* WHAT YOU ARE ASKED TO DO
Using the listing below, give the number of lines in which the string "this" appears, and nothing else.

* SUPPLIED RECORDS
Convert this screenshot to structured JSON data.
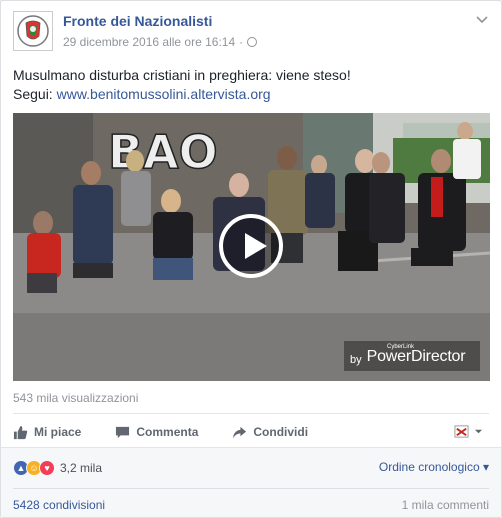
{
  "post": {
    "page_name": "Fronte dei Nazionalisti",
    "timestamp": "29 dicembre 2016 alle ore 16:14",
    "separator": "·",
    "text_line1": "Musulmano disturba cristiani in preghiera: viene steso!",
    "text_line2_prefix": "Segui: ",
    "link": "www.benitomussolini.altervista.org"
  },
  "video": {
    "watermark_by": "by",
    "watermark_brand_small": "CyberLink",
    "watermark_name": "PowerDirector",
    "graffiti_text": "BAO"
  },
  "stats": {
    "views": "543 mila visualizzazioni",
    "reactions_count": "3,2 mila",
    "order_label": "Ordine cronologico",
    "order_caret": "▾",
    "shares": "5428 condivisioni",
    "comments": "1 mila commenti"
  },
  "actions": {
    "like": "Mi piace",
    "comment": "Commenta",
    "share": "Condividi"
  },
  "icons": {
    "menu_chevron": "chevron-down-icon",
    "globe": "globe-icon",
    "play": "play-icon"
  },
  "colors": {
    "link": "#365899",
    "like_blue": "#4267b2",
    "haha_yellow": "#f7b125",
    "love_red": "#f33e58",
    "muted_text": "#90949c"
  }
}
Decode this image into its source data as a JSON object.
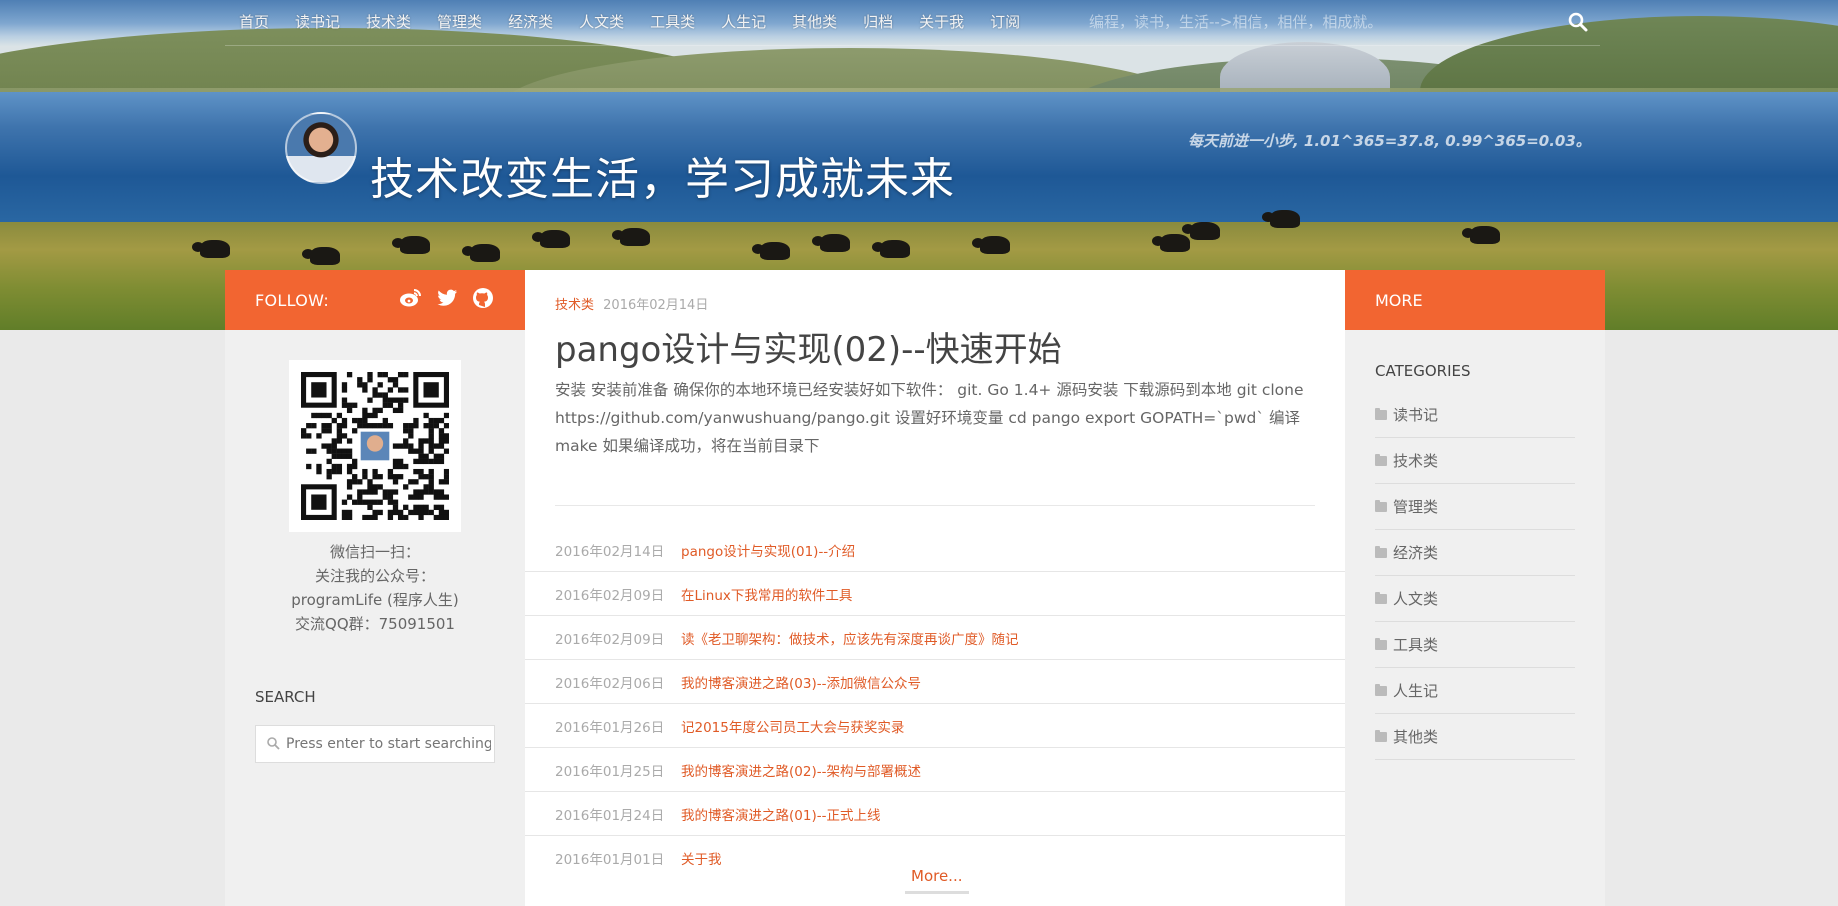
{
  "nav": {
    "items": [
      "首页",
      "读书记",
      "技术类",
      "管理类",
      "经济类",
      "人文类",
      "工具类",
      "人生记",
      "其他类",
      "归档",
      "关于我",
      "订阅"
    ],
    "tagline": "编程，读书，生活-->相信，相伴，相成就。",
    "search_icon": "search-icon"
  },
  "site": {
    "title": "技术改变生活，学习成就未来",
    "description": "每天前进一小步, 1.01^365=37.8, 0.99^365=0.03。"
  },
  "left_sidebar": {
    "follow_label": "FOLLOW:",
    "social_icons": [
      "weibo-icon",
      "twitter-icon",
      "github-icon"
    ],
    "qr_caption": [
      "微信扫一扫：",
      "关注我的公众号：",
      "programLife (程序人生)",
      "交流QQ群：75091501"
    ],
    "search_heading": "SEARCH",
    "search_placeholder": "Press enter to start searching"
  },
  "post": {
    "category": "技术类",
    "date": "2016年02月14日",
    "title": "pango设计与实现(02)--快速开始",
    "excerpt": "安装 安装前准备 确保你的本地环境已经安装好如下软件： git. Go 1.4+ 源码安装 下载源码到本地 git clone https://github.com/yanwushuang/pango.git 设置好环境变量 cd pango export GOPATH=`pwd` 编译 make 如果编译成功，将在当前目录下"
  },
  "recent_posts": [
    {
      "date": "2016年02月14日",
      "title": "pango设计与实现(01)--介绍"
    },
    {
      "date": "2016年02月09日",
      "title": "在Linux下我常用的软件工具"
    },
    {
      "date": "2016年02月09日",
      "title": "读《老卫聊架构：做技术，应该先有深度再谈广度》随记"
    },
    {
      "date": "2016年02月06日",
      "title": "我的博客演进之路(03)--添加微信公众号"
    },
    {
      "date": "2016年01月26日",
      "title": "记2015年度公司员工大会与获奖实录"
    },
    {
      "date": "2016年01月25日",
      "title": "我的博客演进之路(02)--架构与部署概述"
    },
    {
      "date": "2016年01月24日",
      "title": "我的博客演进之路(01)--正式上线"
    },
    {
      "date": "2016年01月01日",
      "title": "关于我"
    }
  ],
  "more_link": "More...",
  "right_sidebar": {
    "heading": "MORE",
    "categories_heading": "CATEGORIES",
    "categories": [
      "读书记",
      "技术类",
      "管理类",
      "经济类",
      "人文类",
      "工具类",
      "人生记",
      "其他类"
    ]
  },
  "colors": {
    "accent": "#f26531",
    "link": "#e05b27"
  }
}
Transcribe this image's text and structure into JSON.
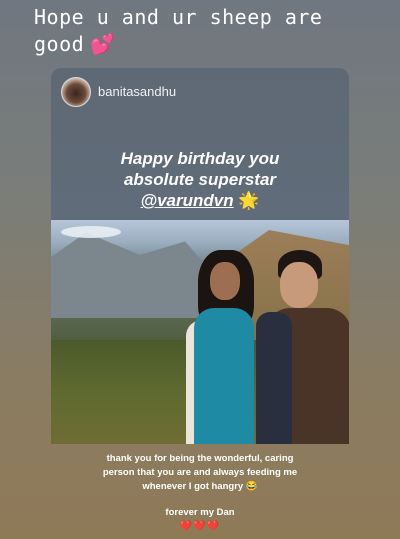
{
  "story": {
    "top_text": "Hope u and ur sheep are good",
    "top_emoji": "💕"
  },
  "shared_post": {
    "username": "banitasandhu",
    "headline_line1": "Happy birthday you",
    "headline_line2": "absolute superstar",
    "mention": "@varundvn",
    "headline_emoji": "🌟",
    "caption_lines": [
      "thank you for being the wonderful, caring",
      "person that you are and always feeding me",
      "whenever I got hangry"
    ],
    "caption_emoji": "😂",
    "signoff": "forever my Dan",
    "hearts": "❤️❤️❤️"
  },
  "colors": {
    "background_top": "#6f7780",
    "background_bottom": "#8f7a57",
    "card_bg": "#606c7a",
    "scarf_teal": "#1f8aa3"
  },
  "icons": [
    "avatar",
    "heart-emoji",
    "star-emoji",
    "laughing-emoji"
  ]
}
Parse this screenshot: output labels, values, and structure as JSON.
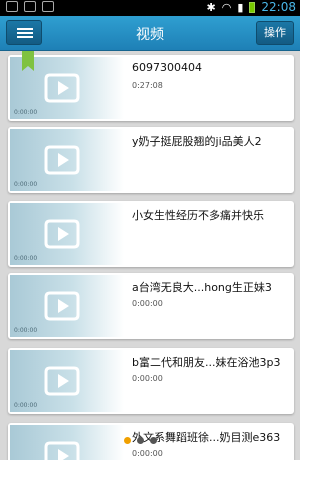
{
  "status_bar": {
    "time": "22:08"
  },
  "header": {
    "title": "视频",
    "action_label": "操作"
  },
  "videos": [
    {
      "title": "6097300404",
      "duration": "0:27:08",
      "thumb_time": "0:00:00"
    },
    {
      "title": "y奶子挺屁股翘的ji品美人2",
      "duration": "",
      "thumb_time": "0:00:00"
    },
    {
      "title": "小女生性经历不多痛并快乐",
      "duration": "",
      "thumb_time": "0:00:00"
    },
    {
      "title": "a台湾无良大...hong生正妹3",
      "duration": "0:00:00",
      "thumb_time": "0:00:00"
    },
    {
      "title": "b富二代和朋友...妹在浴池3p3",
      "duration": "0:00:00",
      "thumb_time": "0:00:00"
    },
    {
      "title": "外文系舞蹈班徐...奶目测e363",
      "duration": "0:00:00",
      "thumb_time": ""
    }
  ],
  "colors": {
    "header": "#2f9fd1",
    "bookmark": "#7fc241",
    "active_dot": "#f0a000"
  }
}
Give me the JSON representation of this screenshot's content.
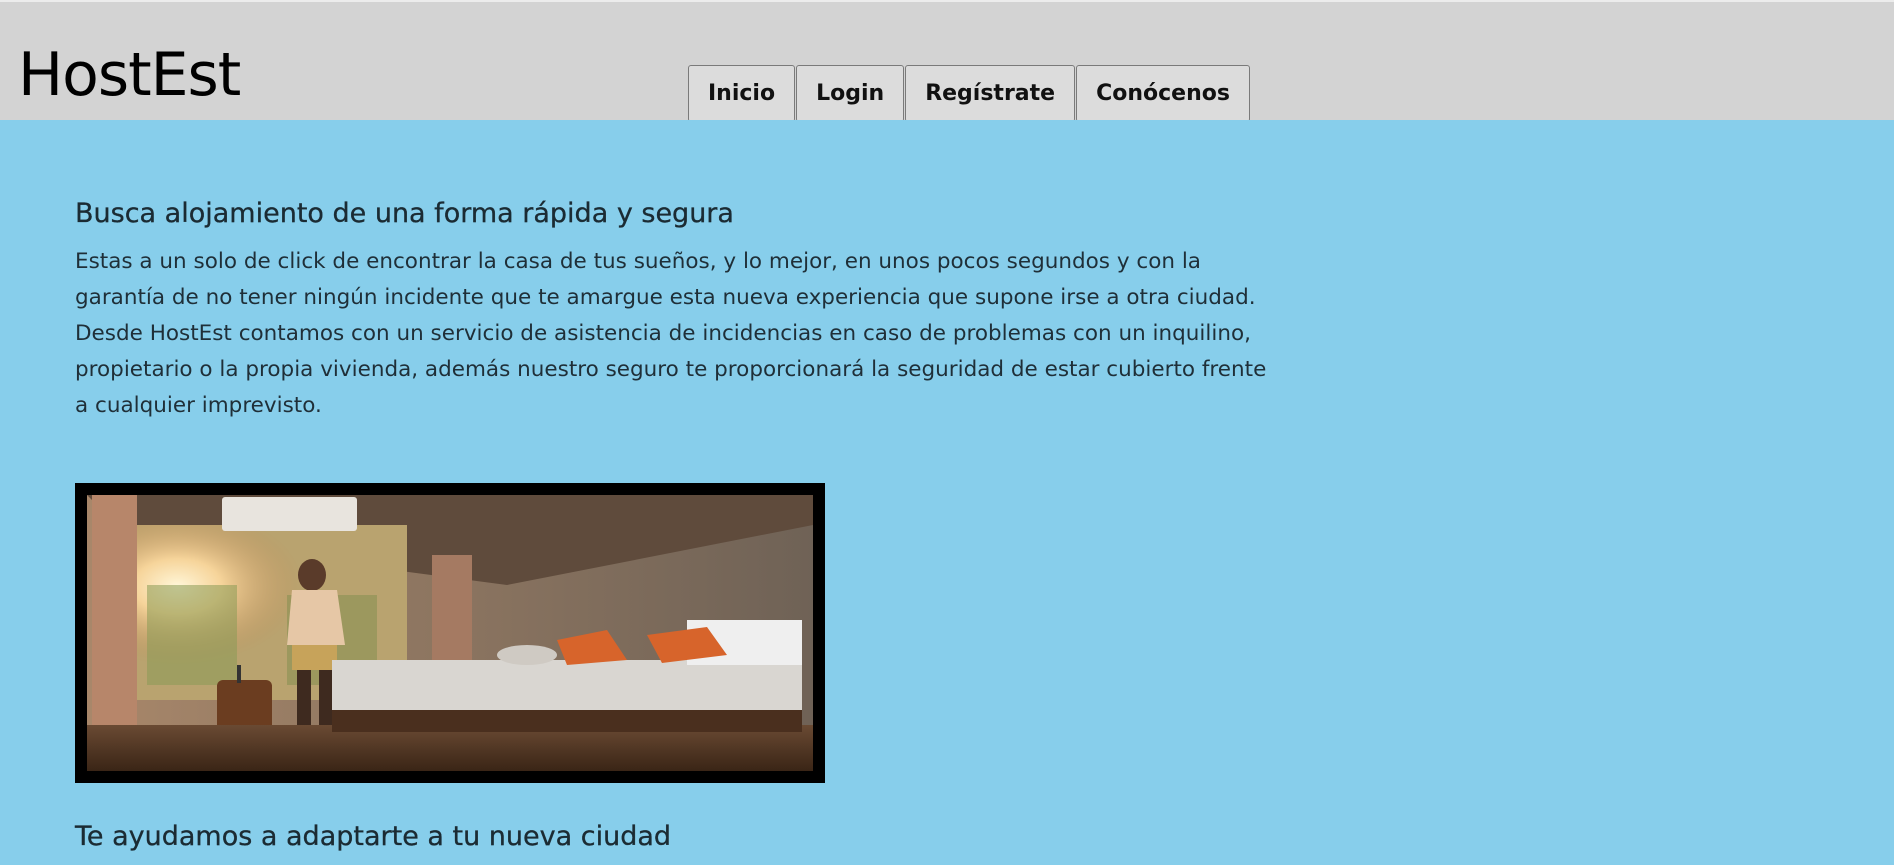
{
  "header": {
    "logo": "HostEst",
    "nav": [
      {
        "label": "Inicio"
      },
      {
        "label": "Login"
      },
      {
        "label": "Regístrate"
      },
      {
        "label": "Conócenos"
      }
    ]
  },
  "main": {
    "section1": {
      "title": "Busca alojamiento de una forma rápida y segura",
      "text": "Estas a un solo de click de encontrar la casa de tus sueños, y lo mejor, en unos pocos segundos y con la garantía de no tener ningún incidente que te amargue esta nueva experiencia que supone irse a otra ciudad. Desde HostEst contamos con un servicio de asistencia de incidencias en caso de problemas con un inquilino, propietario o la propia vivienda, además nuestro seguro te proporcionará la seguridad de estar cubierto frente a cualquier imprevisto."
    },
    "hero_image": {
      "icon": "hotel-room-photo"
    },
    "section2": {
      "title": "Te ayudamos a adaptarte a tu nueva ciudad"
    }
  },
  "colors": {
    "header_bg": "#d3d3d3",
    "main_bg": "#87ceeb",
    "image_frame": "#000000"
  }
}
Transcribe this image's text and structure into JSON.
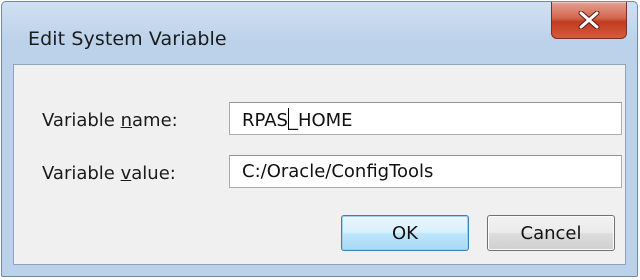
{
  "dialog": {
    "title": "Edit System Variable",
    "close_icon": "close-x-icon"
  },
  "form": {
    "name_label_prefix": "Variable ",
    "name_label_accel": "n",
    "name_label_rest": "ame:",
    "name_value_before_caret": "RPAS",
    "name_value_after_caret": "_HOME",
    "value_label_prefix": "Variable ",
    "value_label_accel": "v",
    "value_label_rest": "alue:",
    "value_value": "C:/Oracle/ConfigTools"
  },
  "buttons": {
    "ok_label": "OK",
    "cancel_label": "Cancel"
  },
  "colors": {
    "close_button": "#c23b1f",
    "frame": "#bcd2ea",
    "client": "#f0f0f0",
    "default_button_border": "#3c7fb1"
  }
}
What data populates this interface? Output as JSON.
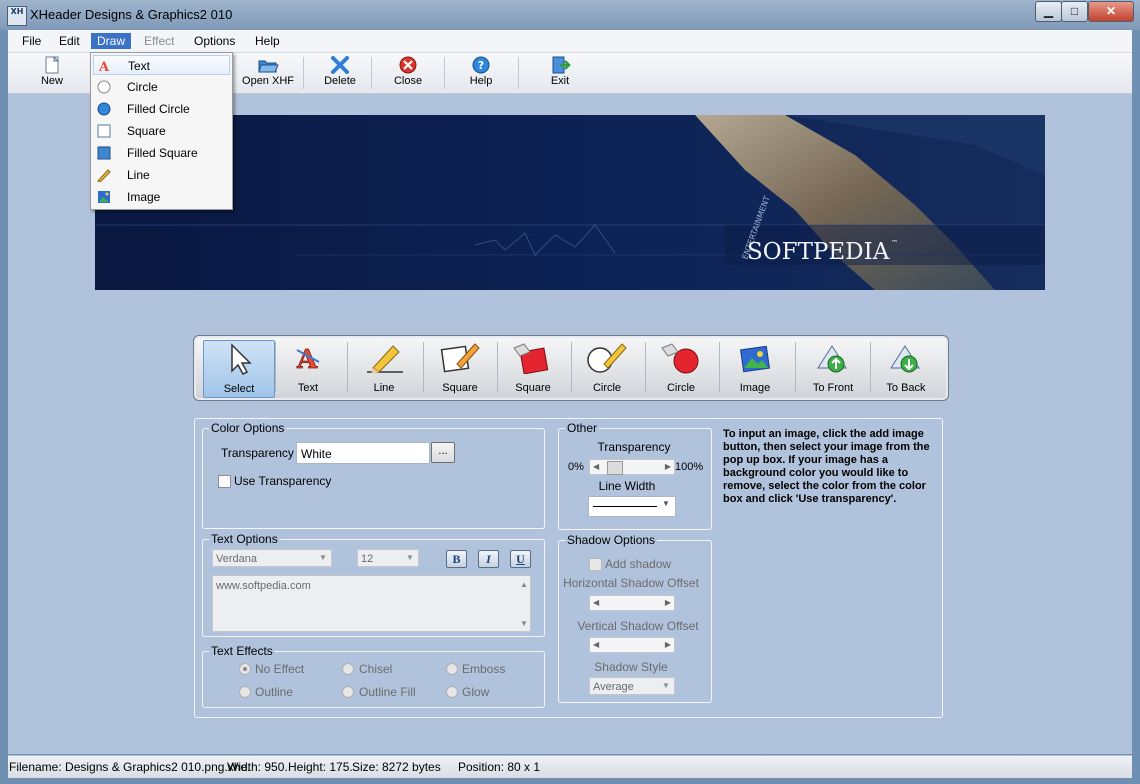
{
  "window": {
    "title": "XHeader Designs & Graphics2 010",
    "logo_text": "XH",
    "min_glyph": "▁",
    "max_glyph": "□",
    "close_glyph": "✕"
  },
  "menubar": {
    "items": [
      "File",
      "Edit",
      "Draw",
      "Effect",
      "Options",
      "Help"
    ]
  },
  "draw_menu": {
    "items": [
      {
        "label": "Text",
        "icon": "text-icon"
      },
      {
        "label": "Circle",
        "icon": "circle-icon"
      },
      {
        "label": "Filled Circle",
        "icon": "filled-circle-icon"
      },
      {
        "label": "Square",
        "icon": "square-icon"
      },
      {
        "label": "Filled Square",
        "icon": "filled-square-icon"
      },
      {
        "label": "Line",
        "icon": "line-icon"
      },
      {
        "label": "Image",
        "icon": "image-icon"
      }
    ]
  },
  "toolbar": {
    "new": "New",
    "open_xhf": "Open XHF",
    "delete": "Delete",
    "close": "Close",
    "help": "Help",
    "exit": "Exit"
  },
  "banner": {
    "brand": "SOFTPEDIA",
    "tm": "™",
    "vertical_text": "ENTERTAINMENT"
  },
  "draw_tools": {
    "items": [
      "Select",
      "Text",
      "Line",
      "Square",
      "Square",
      "Circle",
      "Circle",
      "Image",
      "To Front",
      "To Back"
    ]
  },
  "color_options": {
    "caption": "Color Options",
    "transparency_label": "Transparency",
    "transparency_value": "White",
    "browse_label": "...",
    "use_transparency": "Use Transparency"
  },
  "other": {
    "caption": "Other",
    "transparency_label": "Transparency",
    "min_label": "0%",
    "max_label": "100%",
    "line_width_label": "Line Width",
    "transparency_level": 0.1
  },
  "help_text": "To input an image, click the add image button, then select your image from the pop up box. If your image has a background color you would like to remove, select the color from the color box and click 'Use transparency'.",
  "text_options": {
    "caption": "Text Options",
    "font": "Verdana",
    "size": "12",
    "bold": "B",
    "italic": "I",
    "underline": "U",
    "text": "www.softpedia.com"
  },
  "text_effects": {
    "caption": "Text Effects",
    "options": [
      "No Effect",
      "Chisel",
      "Emboss",
      "Outline",
      "Outline Fill",
      "Glow"
    ],
    "selected": "No Effect"
  },
  "shadow_options": {
    "caption": "Shadow Options",
    "add_shadow": "Add shadow",
    "horizontal_label": "Horizontal Shadow Offset",
    "vertical_label": "Vertical Shadow Offset",
    "style_label": "Shadow Style",
    "style_value": "Average"
  },
  "statusbar": {
    "filename": "Filename: Designs & Graphics2 010.png.xhe.",
    "width": "Width: 950.",
    "height": "Height: 175.",
    "size": "Size: 8272 bytes",
    "position": "Position: 80 x 1"
  },
  "colors": {
    "client_bg": "#b1c3dc",
    "menu_highlight": "#3a73c6",
    "banner_bg": "#0b1a44"
  }
}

* EXERCISE ANSWER
7